The "Islamic State" (IS) group, which is supported by as many as 30 Indonesian militant groups, quickly claimed responsibility for Wednesday's assault through its Amaq news agency.
Attacks stepped up
The attack comes after a series of suicide bombings, also claimed by IS, which targeted churches and a police building in Surabaya — Indonesia's second-biggest city, over the past few days.
The suicide bombings, involving families with young children, and an explosion at an apartment where militants were thought to have been building bombs have left around 30 people dead, including 13 suspected perpetrators, police said.

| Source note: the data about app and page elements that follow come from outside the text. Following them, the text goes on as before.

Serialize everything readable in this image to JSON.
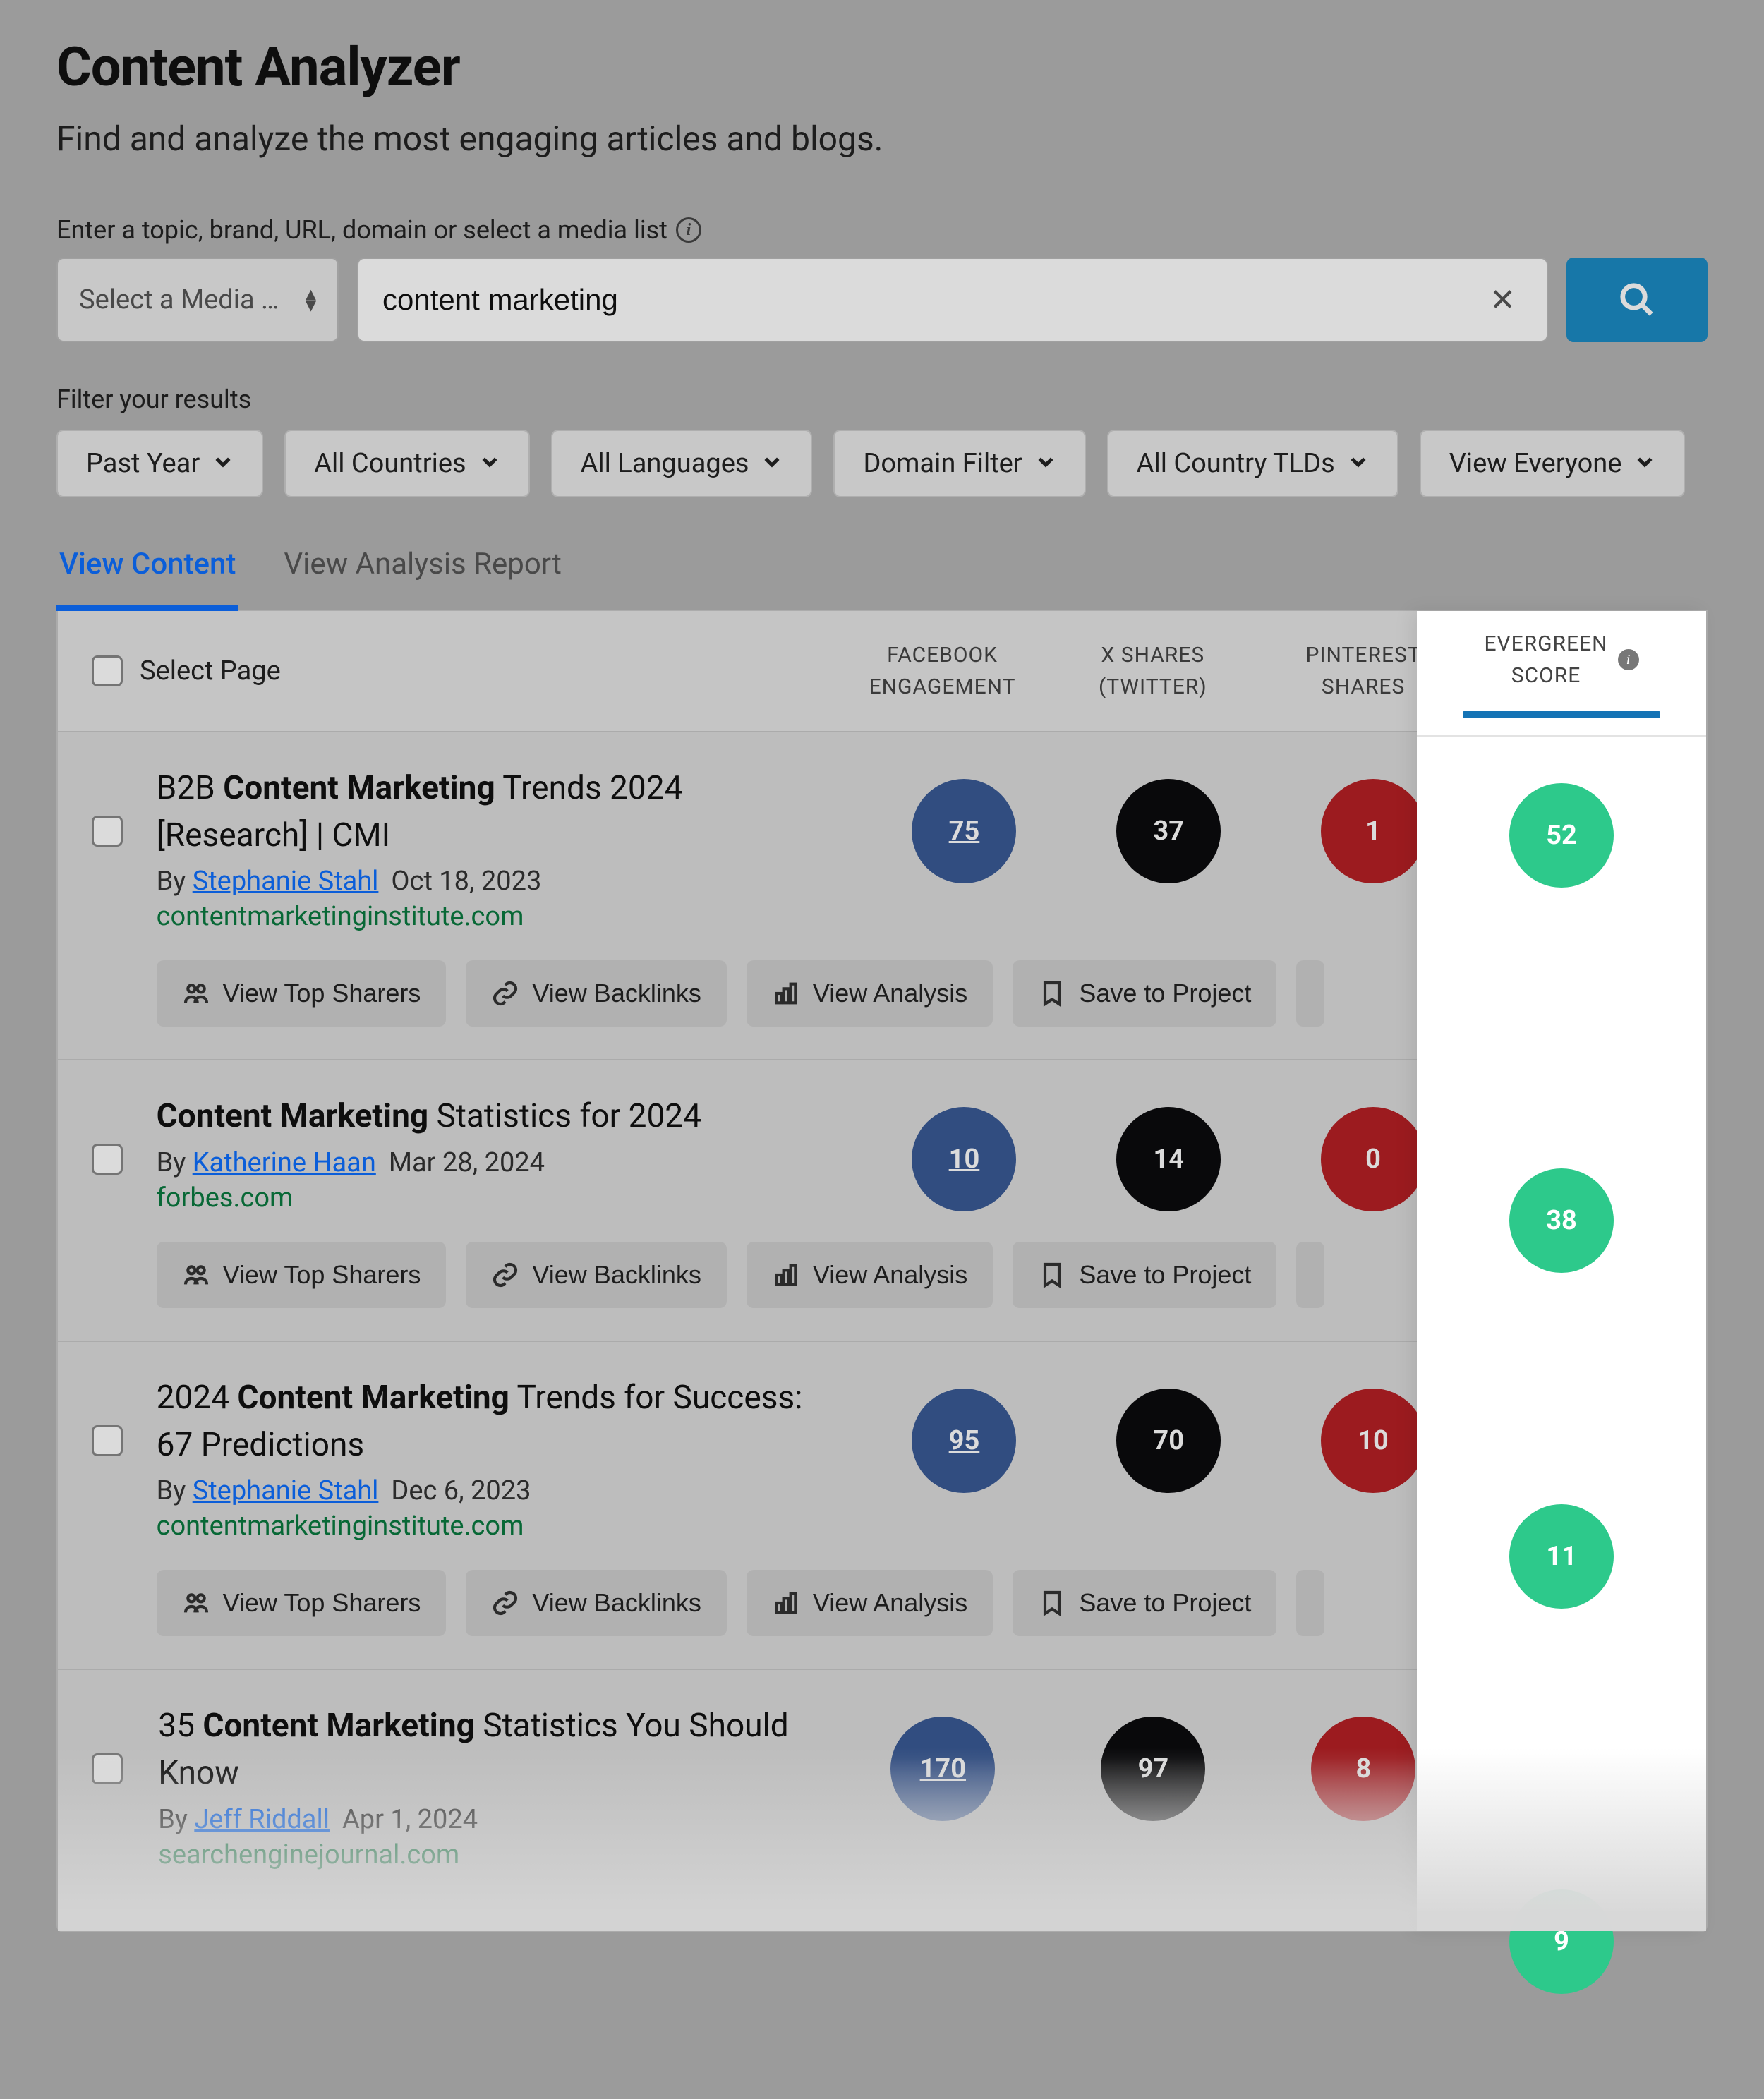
{
  "page": {
    "title": "Content Analyzer",
    "subtitle": "Find and analyze the most engaging articles and blogs."
  },
  "search": {
    "label": "Enter a topic, brand, URL, domain or select a media list",
    "media_select_placeholder": "Select a Media …",
    "input_value": "content marketing"
  },
  "filters": {
    "label": "Filter your results",
    "items": [
      "Past Year",
      "All Countries",
      "All Languages",
      "Domain Filter",
      "All Country TLDs",
      "View Everyone"
    ]
  },
  "tabs": {
    "content": "View Content",
    "analysis": "View Analysis Report"
  },
  "table": {
    "select_page": "Select Page",
    "columns": {
      "facebook": "FACEBOOK ENGAGEMENT",
      "x": "X SHARES (TWITTER)",
      "pinterest": "PINTEREST SHARES",
      "evergreen": "EVERGREEN SCORE"
    }
  },
  "actions": {
    "top_sharers": "View Top Sharers",
    "backlinks": "View Backlinks",
    "analysis": "View Analysis",
    "save": "Save to Project"
  },
  "results": [
    {
      "title_pre": "B2B ",
      "title_bold": "Content Marketing",
      "title_post": " Trends 2024 [Research] | CMI",
      "by": "By ",
      "author": "Stephanie Stahl",
      "date": "Oct 18, 2023",
      "domain": "contentmarketinginstitute.com",
      "fb": "75",
      "tw": "37",
      "pin": "1",
      "eg": "52"
    },
    {
      "title_pre": "",
      "title_bold": "Content Marketing",
      "title_post": " Statistics for 2024",
      "by": "By ",
      "author": "Katherine Haan",
      "date": "Mar 28, 2024",
      "domain": "forbes.com",
      "fb": "10",
      "tw": "14",
      "pin": "0",
      "eg": "38"
    },
    {
      "title_pre": "2024 ",
      "title_bold": "Content Marketing",
      "title_post": " Trends for Success: 67 Predictions",
      "by": "By ",
      "author": "Stephanie Stahl",
      "date": "Dec 6, 2023",
      "domain": "contentmarketinginstitute.com",
      "fb": "95",
      "tw": "70",
      "pin": "10",
      "eg": "11"
    },
    {
      "title_pre": "35 ",
      "title_bold": "Content Marketing",
      "title_post": " Statistics You Should Know",
      "by": "By ",
      "author": "Jeff Riddall",
      "date": "Apr 1, 2024",
      "domain": "searchenginejournal.com",
      "fb": "170",
      "tw": "97",
      "pin": "8",
      "eg": "9"
    }
  ]
}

This week's attacks are the worst in the world's biggest Muslim-majority country since the bombing of tourist-packed restaurants in Bali in 2005.
Militants gaining confidence
Earlier this month, six officers at a high-security detention center on the outskirts of the capital, Jakarta, were killed by jihadi inmates who took control of part of the prison and held hostages until being overwhelmed by police.
After some major successes tackling Islamist militancy, Indonesia has seen a resurgence in recent years, including in January 2016, when four suicide bombers and gunmen attacked a shopping area in the capital, Jakarta.
The bloody violence is putting pressure on Indonesia's parliament to pass a stalled security law that would give police more power to take pre-emptive action against terror suspects.
mm/aw (AFP, AP, dpa, Reuters)